250g good white bread, crusts removed and torn into rough pieces
Extra virgin olive oil
Two tablespoons white wine vinegar
One tablespoon golden raisins
A splash of red wine vinegar
One tablespoon warm water
Two tablespoons pine nuts
Three garlic cloves, finely sliced
Four spring onions, finely shredded
100ml warm chicken stock
A few handfuls salad leaves (gems, rocket, watercress, oakleaf, frisée etc.)
270g punnet ripe cherry tomatoes
Maldon salt and freshly-ground black pepper
A few fresh herbs (parsley, tarragon, chives) for garnish

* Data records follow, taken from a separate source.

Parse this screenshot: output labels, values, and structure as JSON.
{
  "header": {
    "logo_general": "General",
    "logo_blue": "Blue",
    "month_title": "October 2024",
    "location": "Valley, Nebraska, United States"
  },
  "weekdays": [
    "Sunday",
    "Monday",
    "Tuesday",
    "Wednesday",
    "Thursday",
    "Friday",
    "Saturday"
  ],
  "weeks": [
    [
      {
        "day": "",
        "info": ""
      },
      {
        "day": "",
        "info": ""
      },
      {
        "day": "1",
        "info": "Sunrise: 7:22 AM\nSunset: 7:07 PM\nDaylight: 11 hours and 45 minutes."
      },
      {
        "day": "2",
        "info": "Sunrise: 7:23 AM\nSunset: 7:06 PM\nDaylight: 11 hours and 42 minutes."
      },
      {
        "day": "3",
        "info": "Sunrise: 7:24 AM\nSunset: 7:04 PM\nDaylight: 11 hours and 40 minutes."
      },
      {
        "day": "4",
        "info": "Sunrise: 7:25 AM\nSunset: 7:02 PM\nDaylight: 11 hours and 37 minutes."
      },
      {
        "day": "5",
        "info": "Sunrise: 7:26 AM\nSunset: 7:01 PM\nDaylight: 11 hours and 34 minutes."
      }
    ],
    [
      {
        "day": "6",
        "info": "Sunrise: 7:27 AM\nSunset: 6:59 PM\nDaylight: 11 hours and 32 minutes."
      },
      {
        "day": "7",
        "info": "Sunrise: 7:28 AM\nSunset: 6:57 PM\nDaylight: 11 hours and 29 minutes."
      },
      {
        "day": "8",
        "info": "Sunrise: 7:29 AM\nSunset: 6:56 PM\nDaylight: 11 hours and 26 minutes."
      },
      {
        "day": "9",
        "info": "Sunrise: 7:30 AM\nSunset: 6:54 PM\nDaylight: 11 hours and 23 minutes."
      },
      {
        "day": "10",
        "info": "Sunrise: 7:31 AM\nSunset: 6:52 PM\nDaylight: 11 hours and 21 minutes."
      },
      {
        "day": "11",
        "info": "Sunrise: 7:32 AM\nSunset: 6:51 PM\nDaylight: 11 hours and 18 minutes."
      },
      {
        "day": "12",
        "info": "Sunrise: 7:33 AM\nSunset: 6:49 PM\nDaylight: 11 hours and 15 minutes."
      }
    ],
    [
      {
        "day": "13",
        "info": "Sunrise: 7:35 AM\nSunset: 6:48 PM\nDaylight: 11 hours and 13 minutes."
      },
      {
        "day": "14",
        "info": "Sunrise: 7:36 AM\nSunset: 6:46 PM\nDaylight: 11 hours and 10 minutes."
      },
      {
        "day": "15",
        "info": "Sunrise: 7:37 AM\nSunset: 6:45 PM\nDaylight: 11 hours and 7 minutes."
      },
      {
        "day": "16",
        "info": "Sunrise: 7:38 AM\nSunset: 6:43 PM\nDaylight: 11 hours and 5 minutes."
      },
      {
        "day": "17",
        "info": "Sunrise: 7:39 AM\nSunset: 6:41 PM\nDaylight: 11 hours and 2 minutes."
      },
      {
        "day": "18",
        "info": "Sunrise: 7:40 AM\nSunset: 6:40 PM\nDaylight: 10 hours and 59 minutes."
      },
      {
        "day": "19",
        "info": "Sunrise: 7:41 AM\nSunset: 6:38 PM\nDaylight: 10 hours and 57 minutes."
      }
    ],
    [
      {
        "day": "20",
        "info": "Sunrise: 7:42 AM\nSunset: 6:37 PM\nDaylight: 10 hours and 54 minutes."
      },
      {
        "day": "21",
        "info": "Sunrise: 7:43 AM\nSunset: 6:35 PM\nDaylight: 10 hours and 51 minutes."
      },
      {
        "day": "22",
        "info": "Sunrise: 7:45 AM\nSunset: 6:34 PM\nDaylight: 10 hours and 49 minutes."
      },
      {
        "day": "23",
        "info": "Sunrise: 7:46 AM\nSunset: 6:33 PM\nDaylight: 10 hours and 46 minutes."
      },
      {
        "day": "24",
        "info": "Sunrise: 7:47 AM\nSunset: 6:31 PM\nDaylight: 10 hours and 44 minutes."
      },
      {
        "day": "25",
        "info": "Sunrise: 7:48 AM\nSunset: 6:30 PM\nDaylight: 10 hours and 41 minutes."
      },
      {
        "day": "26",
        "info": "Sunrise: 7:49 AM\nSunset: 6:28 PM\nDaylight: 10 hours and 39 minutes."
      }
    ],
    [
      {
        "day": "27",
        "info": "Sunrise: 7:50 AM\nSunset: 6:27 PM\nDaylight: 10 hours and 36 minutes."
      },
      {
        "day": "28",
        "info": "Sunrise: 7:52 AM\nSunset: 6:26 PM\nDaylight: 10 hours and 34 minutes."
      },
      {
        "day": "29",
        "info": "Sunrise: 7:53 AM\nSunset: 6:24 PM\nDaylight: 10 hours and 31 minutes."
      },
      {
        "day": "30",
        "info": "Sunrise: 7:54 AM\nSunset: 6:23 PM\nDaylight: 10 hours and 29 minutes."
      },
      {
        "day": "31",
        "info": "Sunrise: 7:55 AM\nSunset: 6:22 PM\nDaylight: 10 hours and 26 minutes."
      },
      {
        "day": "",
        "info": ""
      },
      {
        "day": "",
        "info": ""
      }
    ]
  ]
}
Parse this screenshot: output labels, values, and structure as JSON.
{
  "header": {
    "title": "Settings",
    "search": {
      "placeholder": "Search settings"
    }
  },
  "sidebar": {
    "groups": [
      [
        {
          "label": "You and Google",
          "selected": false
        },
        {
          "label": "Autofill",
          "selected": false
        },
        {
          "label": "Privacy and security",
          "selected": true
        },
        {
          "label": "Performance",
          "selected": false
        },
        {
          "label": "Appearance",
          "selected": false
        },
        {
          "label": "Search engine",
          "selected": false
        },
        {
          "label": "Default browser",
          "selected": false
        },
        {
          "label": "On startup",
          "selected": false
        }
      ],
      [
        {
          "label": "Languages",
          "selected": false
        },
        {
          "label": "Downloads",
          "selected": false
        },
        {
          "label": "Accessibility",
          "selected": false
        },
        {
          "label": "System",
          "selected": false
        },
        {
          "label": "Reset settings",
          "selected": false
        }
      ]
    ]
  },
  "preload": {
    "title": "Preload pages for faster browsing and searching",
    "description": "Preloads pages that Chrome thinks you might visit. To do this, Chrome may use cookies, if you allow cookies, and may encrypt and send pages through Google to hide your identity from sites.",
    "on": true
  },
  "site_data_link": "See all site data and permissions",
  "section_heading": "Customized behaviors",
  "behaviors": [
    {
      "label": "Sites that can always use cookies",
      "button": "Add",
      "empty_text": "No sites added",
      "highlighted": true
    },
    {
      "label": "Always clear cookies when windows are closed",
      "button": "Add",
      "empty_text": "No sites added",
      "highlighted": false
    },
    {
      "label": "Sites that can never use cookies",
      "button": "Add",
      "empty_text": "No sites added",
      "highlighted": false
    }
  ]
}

A day before you cook the chicken, you must prepare it a little. Using some kitchen roll, pat the chicken dry inside and out. Pop in the fridge on a tray, uncovered, for a couple of hours – this helps dry the skin, making for a darker, crisper roast. Slide a finger gently under the skin of each of the breasts, carefully working the skin loose without tearing it. Then work the tip of your finger around the thickest section of each
thigh, where it meets the backbone, loosening the skin in the same way. Make a small helpful slit with a sharp knife if you need to.
Chop the herbs roughly and moisten the mixture with a little olive oil. Gently push the chopped herbs into each of the loosened areas, spreading them out as evenly as possible. Halve the lemon, squeeze over the
bird, and push both halves into the cavity, along with any remaining herbs. Season the chicken liberally all over with salt and pepper. Cover loosely with clingfilm and refrigerate for at least 24 hours, so the herbs may work their magic.
The next day, prepare the bread salad; toast the pine nuts in a dry pan until golden, and set aside. Place the raisins in a small bowl and add the red wine vinegar and warm water. Set them aside to plump up. Preheat the oven to 240°C / Gas 9. Toast the bread pieces until just coloured all over. Whisk about 60ml of the olive oil with the white wine vinegar and season with salt and pepper to taste. Toss the bread loosely in the vinaigrette, add the pine nuts and set aside.
Place a spoonful of the olive oil in a small pan, add the garlic and spring onions, and cook over medium-low heat, stirring constantly, until nicely softened. Tip into the bread and fold to combine. Drain the plumped raisins and also add to the bread. Drizzle the chicken stock over the salad and fold again, then tip the whole lot into a suitable ovenproof dish. Cover with foil, and warm through as the chicken finishes roasting for the final 20 minutes or so.
To cook the chicken, set the bird, breast side up, in a baking tray, and roast for about 30 minutes, then turn down the heat to 190ºC / Gas 5, flip the bird over and roast for a further 20 minutes. Flip the bird back to breast-side-up, and roast for another 20-30 minutes, or until the bird is cooked through, and the juices run clear from the thickest part of the thigh when pierced with a skewer or the point of a knife. Remove the chicken from the oven and turn off the heat, leaving the bread salad to continue warming in the oven. Slash the chicken all over and baste with the roasting juices several times. Cover loosely with foil as you finish the salad.
On a suitable serving dish, strew your greenery and dot with halved cherry tomatoes. Spoon over the dressed bread pieces. Carve the chicken into appetising chunks and nestle into the salad. Finally, warm the roasting juices and drizzle over, finishing with a handful of freshly-chopped herbs.